## What you need to do
Word for word, restate all of the records.

## Records provided
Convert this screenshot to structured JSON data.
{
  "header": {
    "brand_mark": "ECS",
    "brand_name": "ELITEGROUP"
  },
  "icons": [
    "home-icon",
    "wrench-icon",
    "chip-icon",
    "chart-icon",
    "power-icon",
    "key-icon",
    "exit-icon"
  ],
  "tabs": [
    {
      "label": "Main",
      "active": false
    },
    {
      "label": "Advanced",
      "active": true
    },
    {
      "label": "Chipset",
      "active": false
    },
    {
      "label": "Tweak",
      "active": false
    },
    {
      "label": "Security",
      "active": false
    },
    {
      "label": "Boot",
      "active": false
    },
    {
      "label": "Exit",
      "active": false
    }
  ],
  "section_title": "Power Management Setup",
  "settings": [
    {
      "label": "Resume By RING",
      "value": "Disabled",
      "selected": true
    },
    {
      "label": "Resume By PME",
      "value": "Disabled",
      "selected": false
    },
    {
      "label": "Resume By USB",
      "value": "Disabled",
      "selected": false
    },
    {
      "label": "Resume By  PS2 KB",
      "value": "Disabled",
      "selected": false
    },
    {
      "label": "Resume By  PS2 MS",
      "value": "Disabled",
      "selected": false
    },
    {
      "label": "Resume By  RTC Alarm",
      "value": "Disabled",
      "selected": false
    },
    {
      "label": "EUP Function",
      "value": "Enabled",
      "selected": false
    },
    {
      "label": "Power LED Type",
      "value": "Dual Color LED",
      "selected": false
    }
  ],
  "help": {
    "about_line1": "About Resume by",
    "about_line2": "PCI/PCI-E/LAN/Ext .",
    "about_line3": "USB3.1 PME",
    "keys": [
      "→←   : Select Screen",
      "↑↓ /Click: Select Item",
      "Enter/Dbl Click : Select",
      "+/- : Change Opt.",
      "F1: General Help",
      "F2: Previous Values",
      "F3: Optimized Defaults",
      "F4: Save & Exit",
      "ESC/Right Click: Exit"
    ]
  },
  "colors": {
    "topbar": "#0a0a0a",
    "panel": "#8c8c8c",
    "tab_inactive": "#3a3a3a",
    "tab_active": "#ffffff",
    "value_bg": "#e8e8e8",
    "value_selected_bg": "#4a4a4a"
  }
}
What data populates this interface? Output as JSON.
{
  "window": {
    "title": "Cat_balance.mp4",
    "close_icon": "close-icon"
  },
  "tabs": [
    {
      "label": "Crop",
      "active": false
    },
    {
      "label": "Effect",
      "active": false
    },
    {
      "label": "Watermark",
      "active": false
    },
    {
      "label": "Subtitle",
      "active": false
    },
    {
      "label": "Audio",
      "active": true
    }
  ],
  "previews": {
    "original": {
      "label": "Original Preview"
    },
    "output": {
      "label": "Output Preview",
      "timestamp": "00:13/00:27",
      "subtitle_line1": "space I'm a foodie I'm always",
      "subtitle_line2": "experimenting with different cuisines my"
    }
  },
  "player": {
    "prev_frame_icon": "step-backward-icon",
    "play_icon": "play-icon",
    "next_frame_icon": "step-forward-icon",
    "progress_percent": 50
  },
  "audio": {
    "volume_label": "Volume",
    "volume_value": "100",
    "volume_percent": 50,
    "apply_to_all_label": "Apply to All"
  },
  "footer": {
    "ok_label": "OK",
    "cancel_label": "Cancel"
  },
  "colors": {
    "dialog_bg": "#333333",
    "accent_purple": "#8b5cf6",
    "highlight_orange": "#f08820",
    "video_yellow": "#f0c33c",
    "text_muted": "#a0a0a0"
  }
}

## Solved problem
Convert this screenshot to structured JSON data.
{
  "header": {
    "brand_mark": "ECS",
    "brand_name": "ELITEGROUP"
  },
  "icons": [
    "home-icon",
    "wrench-icon",
    "chip-icon",
    "chart-icon",
    "power-icon",
    "key-icon",
    "exit-icon"
  ],
  "tabs": [
    {
      "label": "Main",
      "active": false
    },
    {
      "label": "Advanced",
      "active": true
    },
    {
      "label": "Chipset",
      "active": false
    },
    {
      "label": "Tweak",
      "active": false
    },
    {
      "label": "Security",
      "active": false
    },
    {
      "label": "Boot",
      "active": false
    },
    {
      "label": "Exit",
      "active": false
    }
  ],
  "section_title": "Power Management Setup",
  "settings": [
    {
      "label": "Resume By RING",
      "value": "Disabled",
      "selected": true
    },
    {
      "label": "Resume By PME",
      "value": "Disabled",
      "selected": false
    },
    {
      "label": "Resume By USB",
      "value": "Disabled",
      "selected": false
    },
    {
      "label": "Resume By  PS2 KB",
      "value": "Disabled",
      "selected": false
    },
    {
      "label": "Resume By  PS2 MS",
      "value": "Disabled",
      "selected": false
    },
    {
      "label": "Resume By  RTC Alarm",
      "value": "Disabled",
      "selected": false
    },
    {
      "label": "EUP Function",
      "value": "Enabled",
      "selected": false
    },
    {
      "label": "Power LED Type",
      "value": "Dual Color LED",
      "selected": false
    }
  ],
  "help": {
    "about_line1": "About Resume by",
    "about_line2": "PCI/PCI-E/LAN/Ext .",
    "about_line3": "USB3.1 PME",
    "keys": [
      "→←   : Select Screen",
      "↑↓ /Click: Select Item",
      "Enter/Dbl Click : Select",
      "+/- : Change Opt.",
      "F1: General Help",
      "F2: Previous Values",
      "F3: Optimized Defaults",
      "F4: Save & Exit",
      "ESC/Right Click: Exit"
    ]
  },
  "colors": {
    "topbar": "#0a0a0a",
    "panel": "#8c8c8c",
    "tab_inactive": "#3a3a3a",
    "tab_active": "#ffffff",
    "value_bg": "#e8e8e8",
    "value_selected_bg": "#4a4a4a"
  }
}
What data populates this interface? Output as JSON.
{
  "window": {
    "title": "Cat_balance.mp4",
    "close_icon": "close-icon"
  },
  "tabs": [
    {
      "label": "Crop",
      "active": false
    },
    {
      "label": "Effect",
      "active": false
    },
    {
      "label": "Watermark",
      "active": false
    },
    {
      "label": "Subtitle",
      "active": false
    },
    {
      "label": "Audio",
      "active": true
    }
  ],
  "previews": {
    "original": {
      "label": "Original Preview"
    },
    "output": {
      "label": "Output Preview",
      "timestamp": "00:13/00:27",
      "subtitle_line1": "space I'm a foodie I'm always",
      "subtitle_line2": "experimenting with different cuisines my"
    }
  },
  "player": {
    "prev_frame_icon": "step-backward-icon",
    "play_icon": "play-icon",
    "next_frame_icon": "step-forward-icon",
    "progress_percent": 50
  },
  "audio": {
    "volume_label": "Volume",
    "volume_value": "100",
    "volume_percent": 50,
    "apply_to_all_label": "Apply to All"
  },
  "footer": {
    "ok_label": "OK",
    "cancel_label": "Cancel"
  },
  "colors": {
    "dialog_bg": "#333333",
    "accent_purple": "#8b5cf6",
    "highlight_orange": "#f08820",
    "video_yellow": "#f0c33c",
    "text_muted": "#a0a0a0"
  }
}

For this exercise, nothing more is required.